In the records below, some lines contain "this"; state the number of such lines and nothing else.

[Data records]
──────
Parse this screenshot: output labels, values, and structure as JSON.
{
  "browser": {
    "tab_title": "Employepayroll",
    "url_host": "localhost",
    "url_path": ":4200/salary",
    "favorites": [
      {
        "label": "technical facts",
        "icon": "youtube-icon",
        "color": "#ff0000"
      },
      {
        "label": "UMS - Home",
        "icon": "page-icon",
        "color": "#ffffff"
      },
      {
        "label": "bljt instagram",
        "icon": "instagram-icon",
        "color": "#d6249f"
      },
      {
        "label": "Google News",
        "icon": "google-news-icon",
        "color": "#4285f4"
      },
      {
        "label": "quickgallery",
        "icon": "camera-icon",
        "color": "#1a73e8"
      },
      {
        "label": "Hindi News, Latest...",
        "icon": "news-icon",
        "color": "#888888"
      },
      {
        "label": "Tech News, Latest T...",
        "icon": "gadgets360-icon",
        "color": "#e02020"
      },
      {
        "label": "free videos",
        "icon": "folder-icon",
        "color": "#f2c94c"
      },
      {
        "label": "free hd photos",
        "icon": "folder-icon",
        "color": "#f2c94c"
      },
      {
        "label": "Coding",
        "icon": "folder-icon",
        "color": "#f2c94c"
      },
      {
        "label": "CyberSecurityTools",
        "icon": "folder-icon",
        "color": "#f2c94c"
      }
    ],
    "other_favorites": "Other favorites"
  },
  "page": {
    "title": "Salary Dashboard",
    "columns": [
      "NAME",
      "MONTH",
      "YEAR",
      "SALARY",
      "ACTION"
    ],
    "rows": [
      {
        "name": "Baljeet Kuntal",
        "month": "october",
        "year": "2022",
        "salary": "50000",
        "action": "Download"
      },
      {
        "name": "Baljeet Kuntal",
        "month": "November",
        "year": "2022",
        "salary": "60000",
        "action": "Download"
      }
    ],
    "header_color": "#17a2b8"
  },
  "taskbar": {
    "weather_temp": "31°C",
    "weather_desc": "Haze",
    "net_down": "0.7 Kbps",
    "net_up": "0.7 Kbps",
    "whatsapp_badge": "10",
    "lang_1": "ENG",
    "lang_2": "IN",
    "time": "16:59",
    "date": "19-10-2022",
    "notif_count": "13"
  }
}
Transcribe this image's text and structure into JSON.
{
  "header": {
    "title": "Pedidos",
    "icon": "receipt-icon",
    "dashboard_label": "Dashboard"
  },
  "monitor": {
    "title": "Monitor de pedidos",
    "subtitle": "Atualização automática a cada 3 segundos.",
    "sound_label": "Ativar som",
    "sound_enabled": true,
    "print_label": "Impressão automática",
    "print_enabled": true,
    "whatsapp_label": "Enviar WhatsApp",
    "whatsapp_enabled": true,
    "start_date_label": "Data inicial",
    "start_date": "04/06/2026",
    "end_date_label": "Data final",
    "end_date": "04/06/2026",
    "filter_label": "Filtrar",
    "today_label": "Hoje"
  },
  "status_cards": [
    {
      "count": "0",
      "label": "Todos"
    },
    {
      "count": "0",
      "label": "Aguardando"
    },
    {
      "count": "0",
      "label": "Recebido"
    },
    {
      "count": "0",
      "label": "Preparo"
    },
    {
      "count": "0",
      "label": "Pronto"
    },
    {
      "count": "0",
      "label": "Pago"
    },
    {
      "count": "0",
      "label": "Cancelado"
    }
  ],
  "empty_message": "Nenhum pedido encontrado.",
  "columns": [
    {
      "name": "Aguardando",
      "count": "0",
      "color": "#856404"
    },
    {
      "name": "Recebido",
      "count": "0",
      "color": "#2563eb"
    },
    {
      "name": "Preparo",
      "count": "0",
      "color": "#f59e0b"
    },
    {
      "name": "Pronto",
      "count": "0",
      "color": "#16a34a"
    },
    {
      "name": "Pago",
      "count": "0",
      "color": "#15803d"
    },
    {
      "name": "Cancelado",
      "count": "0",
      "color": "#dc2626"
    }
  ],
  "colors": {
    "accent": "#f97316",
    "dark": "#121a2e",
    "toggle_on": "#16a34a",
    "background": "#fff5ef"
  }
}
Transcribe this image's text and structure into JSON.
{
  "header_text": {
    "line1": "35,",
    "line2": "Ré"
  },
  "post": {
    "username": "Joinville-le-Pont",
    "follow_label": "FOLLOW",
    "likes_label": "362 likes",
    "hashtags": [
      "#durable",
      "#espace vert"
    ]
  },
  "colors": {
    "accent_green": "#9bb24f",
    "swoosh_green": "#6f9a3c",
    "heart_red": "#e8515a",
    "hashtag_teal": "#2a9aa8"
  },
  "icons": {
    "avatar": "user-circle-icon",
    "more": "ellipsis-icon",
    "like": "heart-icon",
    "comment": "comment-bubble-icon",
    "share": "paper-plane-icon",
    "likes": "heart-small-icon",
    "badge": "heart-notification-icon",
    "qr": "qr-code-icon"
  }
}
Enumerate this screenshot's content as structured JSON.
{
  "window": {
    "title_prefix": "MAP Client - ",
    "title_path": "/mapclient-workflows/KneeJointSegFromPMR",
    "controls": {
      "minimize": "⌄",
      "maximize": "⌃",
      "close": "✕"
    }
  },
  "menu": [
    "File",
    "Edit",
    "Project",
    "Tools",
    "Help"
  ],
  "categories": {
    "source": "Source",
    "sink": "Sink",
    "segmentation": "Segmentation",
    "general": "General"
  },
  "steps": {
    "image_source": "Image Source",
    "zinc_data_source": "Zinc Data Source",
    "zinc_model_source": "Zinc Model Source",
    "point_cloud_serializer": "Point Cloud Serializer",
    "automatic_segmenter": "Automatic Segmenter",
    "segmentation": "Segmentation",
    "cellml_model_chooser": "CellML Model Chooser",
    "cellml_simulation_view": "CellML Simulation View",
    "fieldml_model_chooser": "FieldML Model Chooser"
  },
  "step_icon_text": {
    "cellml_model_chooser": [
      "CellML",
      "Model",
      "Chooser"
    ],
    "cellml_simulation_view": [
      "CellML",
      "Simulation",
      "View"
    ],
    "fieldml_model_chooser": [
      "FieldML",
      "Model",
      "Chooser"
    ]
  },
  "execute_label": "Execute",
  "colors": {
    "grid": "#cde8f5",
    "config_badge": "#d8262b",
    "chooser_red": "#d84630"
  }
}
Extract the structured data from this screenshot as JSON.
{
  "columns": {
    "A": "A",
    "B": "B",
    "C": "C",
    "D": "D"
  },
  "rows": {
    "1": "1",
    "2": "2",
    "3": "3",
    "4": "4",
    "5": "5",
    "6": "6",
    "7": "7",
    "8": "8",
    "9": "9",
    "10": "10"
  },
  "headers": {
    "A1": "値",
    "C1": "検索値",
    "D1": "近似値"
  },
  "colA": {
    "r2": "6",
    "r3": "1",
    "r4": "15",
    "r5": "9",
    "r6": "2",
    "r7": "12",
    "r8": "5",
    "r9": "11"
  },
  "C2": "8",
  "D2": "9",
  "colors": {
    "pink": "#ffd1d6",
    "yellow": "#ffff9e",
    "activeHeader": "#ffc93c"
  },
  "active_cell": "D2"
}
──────
YOUR SOLUTION
5